This information may show that the contractor is an equal opportunity employer, pays competitive wages, offers sufficient sustainability training to workers, and provides public transportation allowances for employees. The bid might also include that the contractor operates a fleet of energy-efficient or electric vehicles, recycles in the office, uses green chemicals in his own facility, and works solely with vendors who also practice sustainability.

“Most of these things are likely already in their literature and promotional materials, but they need to communicate them in their bids,” says Hewett.

Sustainable Practices In Business Must Be Proven

But it’s not enough for BSCs to just say they embrace sustainable practices in business; they need to support these statements with facts, says Ashkin. If their bid says they are an equal opportunity employer, what does that mean? Are 20 percent or 90 percent of the workers minorities? If they claim they are sustainable at their own facilities, what does that involve?

“Here they might say, ‘Our goal is to reduce X, Y, Z use by 20 percent by 2020 or some other claim to that effect,’” Ashkin says. “A contractor needs to quantify the statements made to show it’s not just lip service. This shows advanced knowledge and expertise on the subject.”

BSCs need to show their supply chain and sustainability practices in business on the purchasing side, says Jason Lee, director of sustainability and process optimization at Harvard Maintenance, New York.

“Show your vendor alliances and the products you choose,” he adds. “Talk about the packaging and whether it’s reusable or recyclable. What happens after you’re done using the products?”
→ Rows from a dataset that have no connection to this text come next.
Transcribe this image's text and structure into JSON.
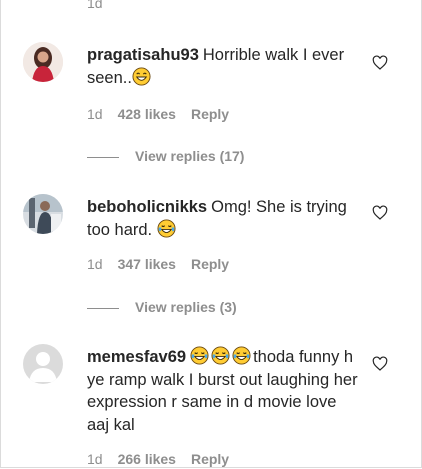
{
  "top_partial_timestamp": "1d",
  "comments": [
    {
      "username": "pragatisahu93",
      "text": "Horrible walk I ever seen..",
      "emoji": "grinning-face-with-smiling-eyes",
      "time": "1d",
      "likes": "428 likes",
      "reply_label": "Reply",
      "view_replies": "View replies (17)"
    },
    {
      "username": "beboholicnikks",
      "text": "Omg! She is trying too hard.",
      "emoji": "face-with-tears-of-joy",
      "time": "1d",
      "likes": "347 likes",
      "reply_label": "Reply",
      "view_replies": "View replies (3)"
    },
    {
      "username": "memesfav69",
      "emojis": [
        "face-with-tears-of-joy",
        "face-with-tears-of-joy",
        "face-with-tears-of-joy"
      ],
      "text": "thoda funny h ye ramp walk I burst out laughing her expression r same in d movie love aaj kal",
      "time": "1d",
      "likes": "266 likes",
      "reply_label": "Reply"
    }
  ],
  "colors": {
    "text": "#262626",
    "secondary": "#8e8e8e",
    "emoji_yellow": "#ffcc33"
  },
  "icons": {
    "like": "heart-outline-icon"
  }
}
Sharing internal environmental reporting initiatives also helps. Does the contractor have a corporate disclosure process that reports their greenhouse gas emissions; and does this reporting show that they have reduced their own environmental impact?

previous page of this article:
Creating Sustainable Cleaning Bids
next page of this article:
Quantify Sustainability Solutions